Witjes JA, et al. Performance of the bladder EpiCheck methylation test for patients under surveillance for non-muscle-invasive bladder cancer: results of a multicenter, prospective. Blind Clin Trial Eur Urol Oncol. 2018;1(4):307–13.
Knowles MA, Hurst CD. Molecular biology of bladder cancer: new insights into pathogenesis and clinical diversity. Nat Rev Cancer. 2015;15(1):25–41.
Liedberg F, et al. The importance of being grade 3: WHO 1999 versus WHO 2004 pathologic grading. Eur Urol. 2012;62(4):620–3.
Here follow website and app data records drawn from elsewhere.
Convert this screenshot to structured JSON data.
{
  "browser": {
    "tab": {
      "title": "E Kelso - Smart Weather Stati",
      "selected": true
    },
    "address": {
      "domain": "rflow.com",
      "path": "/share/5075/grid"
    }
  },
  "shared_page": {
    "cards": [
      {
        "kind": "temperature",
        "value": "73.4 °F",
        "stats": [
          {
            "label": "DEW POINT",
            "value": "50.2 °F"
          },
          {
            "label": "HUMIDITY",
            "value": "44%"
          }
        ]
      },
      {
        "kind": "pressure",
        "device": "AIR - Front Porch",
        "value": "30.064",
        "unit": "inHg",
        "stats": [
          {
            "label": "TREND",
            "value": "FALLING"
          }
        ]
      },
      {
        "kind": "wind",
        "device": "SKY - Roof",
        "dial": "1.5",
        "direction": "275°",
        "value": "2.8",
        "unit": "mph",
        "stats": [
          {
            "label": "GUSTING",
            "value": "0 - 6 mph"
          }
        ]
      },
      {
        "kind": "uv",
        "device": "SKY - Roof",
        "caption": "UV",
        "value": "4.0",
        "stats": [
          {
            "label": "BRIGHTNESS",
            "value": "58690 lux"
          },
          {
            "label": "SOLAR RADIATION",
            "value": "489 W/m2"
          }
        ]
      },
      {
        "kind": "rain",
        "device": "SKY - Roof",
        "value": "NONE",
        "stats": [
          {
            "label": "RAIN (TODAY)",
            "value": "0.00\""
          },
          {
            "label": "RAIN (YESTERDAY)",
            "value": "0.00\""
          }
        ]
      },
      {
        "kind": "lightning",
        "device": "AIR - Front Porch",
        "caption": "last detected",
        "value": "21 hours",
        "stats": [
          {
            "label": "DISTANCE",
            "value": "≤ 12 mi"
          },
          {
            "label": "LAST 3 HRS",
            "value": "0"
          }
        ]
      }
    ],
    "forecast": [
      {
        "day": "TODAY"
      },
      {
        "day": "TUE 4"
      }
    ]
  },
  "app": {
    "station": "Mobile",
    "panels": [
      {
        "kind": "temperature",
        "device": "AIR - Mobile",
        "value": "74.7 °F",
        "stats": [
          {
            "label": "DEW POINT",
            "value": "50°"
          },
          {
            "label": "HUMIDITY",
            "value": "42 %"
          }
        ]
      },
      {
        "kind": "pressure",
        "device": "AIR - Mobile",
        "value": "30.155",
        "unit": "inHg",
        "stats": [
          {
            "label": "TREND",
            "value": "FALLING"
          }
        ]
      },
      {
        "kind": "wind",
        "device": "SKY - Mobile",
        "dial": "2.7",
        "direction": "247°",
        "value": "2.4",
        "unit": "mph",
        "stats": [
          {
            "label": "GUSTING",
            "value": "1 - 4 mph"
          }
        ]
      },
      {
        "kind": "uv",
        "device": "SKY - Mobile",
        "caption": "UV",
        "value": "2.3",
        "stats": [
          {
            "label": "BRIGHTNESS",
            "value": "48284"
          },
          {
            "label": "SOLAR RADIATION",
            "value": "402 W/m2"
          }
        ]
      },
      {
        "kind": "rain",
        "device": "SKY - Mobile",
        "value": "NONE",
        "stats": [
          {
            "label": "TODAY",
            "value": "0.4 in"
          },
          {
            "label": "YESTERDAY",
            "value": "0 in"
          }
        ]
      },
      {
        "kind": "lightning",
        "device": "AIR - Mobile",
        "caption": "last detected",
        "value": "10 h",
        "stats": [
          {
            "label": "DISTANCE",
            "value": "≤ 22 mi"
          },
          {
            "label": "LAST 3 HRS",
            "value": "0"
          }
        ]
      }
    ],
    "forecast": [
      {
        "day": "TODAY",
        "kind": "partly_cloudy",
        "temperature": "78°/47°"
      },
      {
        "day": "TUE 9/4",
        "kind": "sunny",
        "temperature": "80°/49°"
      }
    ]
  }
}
van Kessel KEM, et al. A urine based genomic assay to triage patients with hematuria for cystoscopy. J Urol. 2020;204(1):50–7.
Kohler CU, et al. Noninvasive diagnosis of urothelial cancer in urine using DNA hypermethylation signatures-Gender matters. Int J Cancer. 2019;145(10):2861–72.
De Strooper LM, et al. CADM1, MAL and miR124-2 methylation analysis in cervical scrapes to detect cervical and endometrial cancer. J Clin Pathol. 2014;67(12):1067–71.
Vorsters A, et al. Optimization of HPV DNA detection in urine by improving collection, storage, and extraction. Eur J Clin Microbiol Infect Dis. 2014;33(11):2005–14.
Larsen LK, et al. DNA-methylation-based detection of urological cancer in urine: overview of biomarkers and considerations on biomarker design, source of DNA, and detection technologies. Int J Mol Sci. 2019;20(11):2657.
The authors would like to thank A.P. van Splunter for her technical support, the URIC team and the UROTECT study team for the collection of urine samples, and the Department of Pathology of OLVG for the revision of the tissue slides.
This work was supported by the Weijerhorst Foundation.
Ethics approval and consent to participate
The study was conducted in accordance with the Declaration of Helsinki, and the study protocol was approved by the Medical Ethics Committee (urology: 2018.355 [16-10-2018], WO 18.155 [21-12-2018]; healthy controls: 2018.657 [07-02-2019]). All participants gave informed written consent for study participation prior to inclusion.
Consent for publication
R.D.M. Steenbergen has a minority share in Self-screen BV, a spin-off company of Amsterdam UMC, location VUmc. J. Bosschieter, J.A. Nieuwenhuijzen and R.D.M. Steenbergen are inventors on patents related to the work.
Springer Nature remains neutral with regard to jurisdictional claims in published maps and institutional affiliations.
About this article
Cite this article
Hentschel, A.E., Beijert, I.J., Bosschieter, J. et al. Bladder cancer detection in urine using DNA methylation markers: a technical and prospective preclinical validation. Clin Epigenet 14, 19 (2022). https://doi.org/10.1186/s13148-022-01240-8
- DNA methylation
- Liquid biopsy
- Urinary bladder neoplasms